Work item: Write out the lines starting at the one that holds "What's the underlying" and ending with the final line of the data, exactly and with no others.

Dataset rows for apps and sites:
------------------------------------------------

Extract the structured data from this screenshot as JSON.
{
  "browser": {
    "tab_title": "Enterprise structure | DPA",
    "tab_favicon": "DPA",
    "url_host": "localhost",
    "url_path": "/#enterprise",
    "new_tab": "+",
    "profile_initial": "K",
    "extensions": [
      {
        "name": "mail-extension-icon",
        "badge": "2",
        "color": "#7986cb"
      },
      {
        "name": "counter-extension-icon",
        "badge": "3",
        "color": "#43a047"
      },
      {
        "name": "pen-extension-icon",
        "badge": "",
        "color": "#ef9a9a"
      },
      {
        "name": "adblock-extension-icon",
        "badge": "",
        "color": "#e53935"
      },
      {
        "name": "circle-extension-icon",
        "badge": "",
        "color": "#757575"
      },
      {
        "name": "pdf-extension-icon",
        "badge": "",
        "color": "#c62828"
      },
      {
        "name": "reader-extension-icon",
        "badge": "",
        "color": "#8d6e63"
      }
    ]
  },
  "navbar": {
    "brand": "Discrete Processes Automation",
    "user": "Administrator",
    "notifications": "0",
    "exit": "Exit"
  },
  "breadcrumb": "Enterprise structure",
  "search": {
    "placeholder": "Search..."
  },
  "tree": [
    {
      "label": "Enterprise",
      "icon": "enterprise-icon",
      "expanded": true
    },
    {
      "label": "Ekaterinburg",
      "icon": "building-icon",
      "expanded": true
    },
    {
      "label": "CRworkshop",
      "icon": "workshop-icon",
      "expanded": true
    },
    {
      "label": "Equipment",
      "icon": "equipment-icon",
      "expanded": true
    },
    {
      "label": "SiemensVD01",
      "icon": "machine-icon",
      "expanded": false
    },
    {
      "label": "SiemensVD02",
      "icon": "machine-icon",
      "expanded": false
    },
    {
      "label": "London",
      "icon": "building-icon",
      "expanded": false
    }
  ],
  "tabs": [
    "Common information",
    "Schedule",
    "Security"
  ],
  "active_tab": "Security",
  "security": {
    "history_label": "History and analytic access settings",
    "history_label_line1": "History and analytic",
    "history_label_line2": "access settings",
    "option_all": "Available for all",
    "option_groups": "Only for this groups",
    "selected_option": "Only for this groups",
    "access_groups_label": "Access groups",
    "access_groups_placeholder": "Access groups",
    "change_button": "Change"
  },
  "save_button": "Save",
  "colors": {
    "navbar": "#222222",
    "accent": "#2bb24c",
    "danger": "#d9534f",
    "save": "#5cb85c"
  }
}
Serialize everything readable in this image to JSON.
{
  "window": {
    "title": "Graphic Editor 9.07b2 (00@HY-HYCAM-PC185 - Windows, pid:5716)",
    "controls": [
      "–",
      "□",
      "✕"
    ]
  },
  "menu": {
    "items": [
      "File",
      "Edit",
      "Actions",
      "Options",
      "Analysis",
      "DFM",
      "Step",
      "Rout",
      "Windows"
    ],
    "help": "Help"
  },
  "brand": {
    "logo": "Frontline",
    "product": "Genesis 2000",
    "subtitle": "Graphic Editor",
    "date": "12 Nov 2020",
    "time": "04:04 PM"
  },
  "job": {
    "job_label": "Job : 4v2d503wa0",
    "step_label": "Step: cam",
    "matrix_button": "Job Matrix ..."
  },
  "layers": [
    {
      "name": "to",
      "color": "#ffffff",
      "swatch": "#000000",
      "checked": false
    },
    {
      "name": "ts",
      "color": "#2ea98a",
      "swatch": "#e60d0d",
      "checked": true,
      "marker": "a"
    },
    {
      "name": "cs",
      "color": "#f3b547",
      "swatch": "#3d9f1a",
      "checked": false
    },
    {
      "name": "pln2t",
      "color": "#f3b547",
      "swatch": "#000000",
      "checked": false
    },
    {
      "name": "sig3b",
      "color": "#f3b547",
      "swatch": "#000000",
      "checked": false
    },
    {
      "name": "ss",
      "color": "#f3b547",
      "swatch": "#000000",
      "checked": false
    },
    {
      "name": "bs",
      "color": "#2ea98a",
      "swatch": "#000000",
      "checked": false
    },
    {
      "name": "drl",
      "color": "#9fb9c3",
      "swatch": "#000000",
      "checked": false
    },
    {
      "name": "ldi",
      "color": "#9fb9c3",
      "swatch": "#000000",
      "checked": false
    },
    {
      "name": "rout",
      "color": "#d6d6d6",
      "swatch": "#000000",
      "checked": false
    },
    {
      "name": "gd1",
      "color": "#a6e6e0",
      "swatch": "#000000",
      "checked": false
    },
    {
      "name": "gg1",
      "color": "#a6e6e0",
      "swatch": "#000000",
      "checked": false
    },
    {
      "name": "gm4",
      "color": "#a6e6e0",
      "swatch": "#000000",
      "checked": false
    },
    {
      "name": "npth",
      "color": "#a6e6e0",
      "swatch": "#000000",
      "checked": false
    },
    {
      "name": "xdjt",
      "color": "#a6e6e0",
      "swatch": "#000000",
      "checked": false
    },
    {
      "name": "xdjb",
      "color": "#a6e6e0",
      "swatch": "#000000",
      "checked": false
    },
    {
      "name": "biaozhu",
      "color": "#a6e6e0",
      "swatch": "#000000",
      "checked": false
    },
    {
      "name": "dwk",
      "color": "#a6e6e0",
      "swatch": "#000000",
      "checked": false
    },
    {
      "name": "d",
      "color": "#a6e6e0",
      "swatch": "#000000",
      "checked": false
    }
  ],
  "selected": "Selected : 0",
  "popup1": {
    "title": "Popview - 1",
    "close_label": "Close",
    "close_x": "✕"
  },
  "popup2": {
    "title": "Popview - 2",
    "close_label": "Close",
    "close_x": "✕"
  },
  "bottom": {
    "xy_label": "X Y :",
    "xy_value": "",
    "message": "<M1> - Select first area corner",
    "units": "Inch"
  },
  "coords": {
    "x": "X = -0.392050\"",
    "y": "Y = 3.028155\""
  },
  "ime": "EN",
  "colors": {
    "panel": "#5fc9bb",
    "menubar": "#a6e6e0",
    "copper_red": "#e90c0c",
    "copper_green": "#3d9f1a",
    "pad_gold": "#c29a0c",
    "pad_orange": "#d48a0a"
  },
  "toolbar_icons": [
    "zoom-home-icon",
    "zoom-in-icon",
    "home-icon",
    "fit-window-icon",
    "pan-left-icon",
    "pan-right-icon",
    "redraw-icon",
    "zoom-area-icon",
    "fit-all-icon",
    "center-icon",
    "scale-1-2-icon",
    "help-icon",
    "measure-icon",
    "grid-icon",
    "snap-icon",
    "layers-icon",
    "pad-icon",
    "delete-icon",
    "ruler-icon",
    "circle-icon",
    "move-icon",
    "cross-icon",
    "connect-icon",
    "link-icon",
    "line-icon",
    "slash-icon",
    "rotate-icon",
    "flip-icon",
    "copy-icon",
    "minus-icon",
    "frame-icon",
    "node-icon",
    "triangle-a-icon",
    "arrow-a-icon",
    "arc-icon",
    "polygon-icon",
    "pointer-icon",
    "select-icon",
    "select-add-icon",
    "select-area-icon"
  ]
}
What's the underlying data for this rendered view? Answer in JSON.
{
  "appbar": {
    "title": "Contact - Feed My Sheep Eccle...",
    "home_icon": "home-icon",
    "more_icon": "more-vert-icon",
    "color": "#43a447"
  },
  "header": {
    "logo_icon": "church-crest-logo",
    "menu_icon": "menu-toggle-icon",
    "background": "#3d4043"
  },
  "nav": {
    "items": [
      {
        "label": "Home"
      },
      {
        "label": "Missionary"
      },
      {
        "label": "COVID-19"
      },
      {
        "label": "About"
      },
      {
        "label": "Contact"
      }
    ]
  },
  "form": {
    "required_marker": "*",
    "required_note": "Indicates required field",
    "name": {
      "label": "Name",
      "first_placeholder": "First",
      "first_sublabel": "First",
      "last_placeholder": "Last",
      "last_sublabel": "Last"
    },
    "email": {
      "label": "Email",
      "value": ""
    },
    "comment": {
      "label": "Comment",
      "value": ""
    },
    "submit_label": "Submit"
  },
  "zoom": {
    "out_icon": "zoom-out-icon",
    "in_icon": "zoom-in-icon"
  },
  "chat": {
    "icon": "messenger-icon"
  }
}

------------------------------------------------

Response:
What's the underlying data for this rendered view? Answer in JSON.
{
  "appbar": {
    "title": "Contact - Feed My Sheep Eccle...",
    "home_icon": "home-icon",
    "more_icon": "more-vert-icon",
    "color": "#43a447"
  },
  "header": {
    "logo_icon": "church-crest-logo",
    "menu_icon": "menu-toggle-icon",
    "background": "#3d4043"
  },
  "nav": {
    "items": [
      {
        "label": "Home"
      },
      {
        "label": "Missionary"
      },
      {
        "label": "COVID-19"
      },
      {
        "label": "About"
      },
      {
        "label": "Contact"
      }
    ]
  },
  "form": {
    "required_marker": "*",
    "required_note": "Indicates required field",
    "name": {
      "label": "Name",
      "first_placeholder": "First",
      "first_sublabel": "First",
      "last_placeholder": "Last",
      "last_sublabel": "Last"
    },
    "email": {
      "label": "Email",
      "value": ""
    },
    "comment": {
      "label": "Comment",
      "value": ""
    },
    "submit_label": "Submit"
  },
  "zoom": {
    "out_icon": "zoom-out-icon",
    "in_icon": "zoom-in-icon"
  },
  "chat": {
    "icon": "messenger-icon"
  }
}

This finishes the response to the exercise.